● WHAT YOU ARE ASKED TO DO
Your answer must be one number: the count of lines below that hold the word "this".

______

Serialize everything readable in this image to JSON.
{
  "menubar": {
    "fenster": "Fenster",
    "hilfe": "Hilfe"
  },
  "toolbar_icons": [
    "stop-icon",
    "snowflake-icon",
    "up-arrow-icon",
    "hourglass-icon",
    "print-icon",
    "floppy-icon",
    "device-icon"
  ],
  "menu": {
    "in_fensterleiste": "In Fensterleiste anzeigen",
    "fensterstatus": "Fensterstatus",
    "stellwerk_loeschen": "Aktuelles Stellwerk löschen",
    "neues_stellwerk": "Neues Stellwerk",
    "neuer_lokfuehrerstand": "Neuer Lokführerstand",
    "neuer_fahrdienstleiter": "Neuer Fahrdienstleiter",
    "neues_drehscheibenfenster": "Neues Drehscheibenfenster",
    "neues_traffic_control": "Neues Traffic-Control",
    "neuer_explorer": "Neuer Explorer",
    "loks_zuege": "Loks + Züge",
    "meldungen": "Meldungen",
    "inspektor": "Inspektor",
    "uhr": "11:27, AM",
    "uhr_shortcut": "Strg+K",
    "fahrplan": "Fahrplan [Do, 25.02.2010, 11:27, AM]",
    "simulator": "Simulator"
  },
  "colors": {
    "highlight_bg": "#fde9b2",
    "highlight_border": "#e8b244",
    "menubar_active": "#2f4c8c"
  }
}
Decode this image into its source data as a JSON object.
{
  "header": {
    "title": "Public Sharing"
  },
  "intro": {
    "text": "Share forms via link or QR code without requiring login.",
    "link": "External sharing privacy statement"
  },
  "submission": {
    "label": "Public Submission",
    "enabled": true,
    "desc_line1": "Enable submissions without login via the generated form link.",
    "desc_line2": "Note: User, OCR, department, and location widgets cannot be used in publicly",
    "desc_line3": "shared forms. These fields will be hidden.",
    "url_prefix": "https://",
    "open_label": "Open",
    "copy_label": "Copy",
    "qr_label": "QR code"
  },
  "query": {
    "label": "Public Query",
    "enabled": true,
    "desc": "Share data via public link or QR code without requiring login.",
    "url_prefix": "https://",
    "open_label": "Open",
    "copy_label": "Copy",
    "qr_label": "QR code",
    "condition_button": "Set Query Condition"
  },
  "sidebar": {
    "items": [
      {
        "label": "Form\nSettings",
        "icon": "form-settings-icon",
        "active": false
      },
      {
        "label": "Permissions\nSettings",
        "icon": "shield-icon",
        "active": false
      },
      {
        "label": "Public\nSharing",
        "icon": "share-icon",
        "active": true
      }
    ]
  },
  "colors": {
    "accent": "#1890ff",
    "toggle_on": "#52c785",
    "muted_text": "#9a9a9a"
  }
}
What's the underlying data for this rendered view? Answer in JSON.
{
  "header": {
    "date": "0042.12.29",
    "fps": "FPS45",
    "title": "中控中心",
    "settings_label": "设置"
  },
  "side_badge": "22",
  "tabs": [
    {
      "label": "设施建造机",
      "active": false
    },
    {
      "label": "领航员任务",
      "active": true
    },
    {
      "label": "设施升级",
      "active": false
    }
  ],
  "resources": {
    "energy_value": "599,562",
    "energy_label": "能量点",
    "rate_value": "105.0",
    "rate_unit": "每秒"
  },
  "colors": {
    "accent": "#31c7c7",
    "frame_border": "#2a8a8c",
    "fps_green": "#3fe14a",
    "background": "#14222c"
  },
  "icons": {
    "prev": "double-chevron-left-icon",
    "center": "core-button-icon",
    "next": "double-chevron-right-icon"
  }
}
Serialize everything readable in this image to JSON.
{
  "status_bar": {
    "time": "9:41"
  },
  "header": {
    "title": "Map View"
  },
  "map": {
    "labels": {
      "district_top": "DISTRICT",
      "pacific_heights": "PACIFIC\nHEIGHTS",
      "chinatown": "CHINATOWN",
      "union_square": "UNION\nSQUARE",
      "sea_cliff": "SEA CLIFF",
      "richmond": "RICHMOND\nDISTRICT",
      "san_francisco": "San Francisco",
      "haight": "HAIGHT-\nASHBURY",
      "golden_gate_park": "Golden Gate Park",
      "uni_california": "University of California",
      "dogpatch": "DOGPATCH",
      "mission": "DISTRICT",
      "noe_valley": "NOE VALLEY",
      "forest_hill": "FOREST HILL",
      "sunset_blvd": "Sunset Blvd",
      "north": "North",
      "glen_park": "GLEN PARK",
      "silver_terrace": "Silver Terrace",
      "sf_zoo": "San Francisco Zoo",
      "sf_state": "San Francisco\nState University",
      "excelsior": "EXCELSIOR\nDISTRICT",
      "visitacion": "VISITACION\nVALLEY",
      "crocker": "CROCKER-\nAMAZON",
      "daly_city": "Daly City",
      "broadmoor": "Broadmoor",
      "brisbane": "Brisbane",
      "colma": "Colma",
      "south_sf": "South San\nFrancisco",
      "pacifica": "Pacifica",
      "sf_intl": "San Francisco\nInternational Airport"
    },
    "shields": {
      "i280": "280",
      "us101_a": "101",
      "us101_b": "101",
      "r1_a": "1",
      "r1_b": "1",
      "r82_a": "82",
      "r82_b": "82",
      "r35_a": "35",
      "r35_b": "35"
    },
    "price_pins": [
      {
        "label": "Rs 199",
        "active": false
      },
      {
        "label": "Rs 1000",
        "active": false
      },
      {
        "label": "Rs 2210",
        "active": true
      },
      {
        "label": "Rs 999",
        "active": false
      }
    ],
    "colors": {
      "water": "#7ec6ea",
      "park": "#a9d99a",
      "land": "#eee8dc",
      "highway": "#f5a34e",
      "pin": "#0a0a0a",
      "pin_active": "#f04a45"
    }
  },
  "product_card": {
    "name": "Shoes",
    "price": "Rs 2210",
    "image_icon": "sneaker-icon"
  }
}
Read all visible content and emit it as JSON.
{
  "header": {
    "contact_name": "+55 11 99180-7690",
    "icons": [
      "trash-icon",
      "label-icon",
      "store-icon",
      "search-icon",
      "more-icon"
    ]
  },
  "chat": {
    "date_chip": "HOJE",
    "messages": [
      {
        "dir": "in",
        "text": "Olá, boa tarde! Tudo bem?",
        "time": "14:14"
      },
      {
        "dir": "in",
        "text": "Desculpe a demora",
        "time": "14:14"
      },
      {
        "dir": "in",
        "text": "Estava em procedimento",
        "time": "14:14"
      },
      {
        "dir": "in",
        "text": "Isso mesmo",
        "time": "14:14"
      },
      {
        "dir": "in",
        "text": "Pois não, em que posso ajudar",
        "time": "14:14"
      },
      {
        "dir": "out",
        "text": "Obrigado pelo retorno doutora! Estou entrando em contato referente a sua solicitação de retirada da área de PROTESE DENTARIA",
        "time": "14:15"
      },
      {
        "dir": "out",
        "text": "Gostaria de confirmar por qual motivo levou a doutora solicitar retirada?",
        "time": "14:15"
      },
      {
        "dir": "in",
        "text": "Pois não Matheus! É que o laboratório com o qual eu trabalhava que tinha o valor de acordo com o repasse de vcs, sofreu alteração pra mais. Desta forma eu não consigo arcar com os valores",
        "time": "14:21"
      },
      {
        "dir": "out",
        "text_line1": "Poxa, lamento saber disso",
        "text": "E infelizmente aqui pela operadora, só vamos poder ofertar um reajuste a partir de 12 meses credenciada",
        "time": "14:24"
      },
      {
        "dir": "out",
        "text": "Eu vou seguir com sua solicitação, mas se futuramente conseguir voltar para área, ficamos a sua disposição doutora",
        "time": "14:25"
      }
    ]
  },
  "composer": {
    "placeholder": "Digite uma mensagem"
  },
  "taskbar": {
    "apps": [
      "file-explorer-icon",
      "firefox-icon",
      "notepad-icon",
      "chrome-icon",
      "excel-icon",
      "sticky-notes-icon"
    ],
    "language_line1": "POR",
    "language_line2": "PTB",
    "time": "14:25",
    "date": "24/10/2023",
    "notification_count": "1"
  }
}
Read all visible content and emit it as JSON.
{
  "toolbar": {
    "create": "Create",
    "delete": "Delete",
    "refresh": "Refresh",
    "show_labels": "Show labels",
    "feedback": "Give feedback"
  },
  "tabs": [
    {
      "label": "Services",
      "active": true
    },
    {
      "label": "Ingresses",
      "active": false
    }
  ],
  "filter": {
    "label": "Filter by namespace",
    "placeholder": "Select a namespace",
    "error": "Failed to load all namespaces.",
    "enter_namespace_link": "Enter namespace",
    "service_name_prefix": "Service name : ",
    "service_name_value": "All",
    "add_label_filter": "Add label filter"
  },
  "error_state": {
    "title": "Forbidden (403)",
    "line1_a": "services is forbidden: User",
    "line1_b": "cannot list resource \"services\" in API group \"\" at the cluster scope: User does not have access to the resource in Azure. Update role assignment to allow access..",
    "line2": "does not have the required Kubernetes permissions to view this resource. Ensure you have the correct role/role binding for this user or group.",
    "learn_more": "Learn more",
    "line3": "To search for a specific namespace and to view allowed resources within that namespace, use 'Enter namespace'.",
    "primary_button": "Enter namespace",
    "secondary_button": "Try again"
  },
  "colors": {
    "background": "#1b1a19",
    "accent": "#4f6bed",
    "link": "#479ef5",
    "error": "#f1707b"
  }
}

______

● WRITTEN RESPONSE
5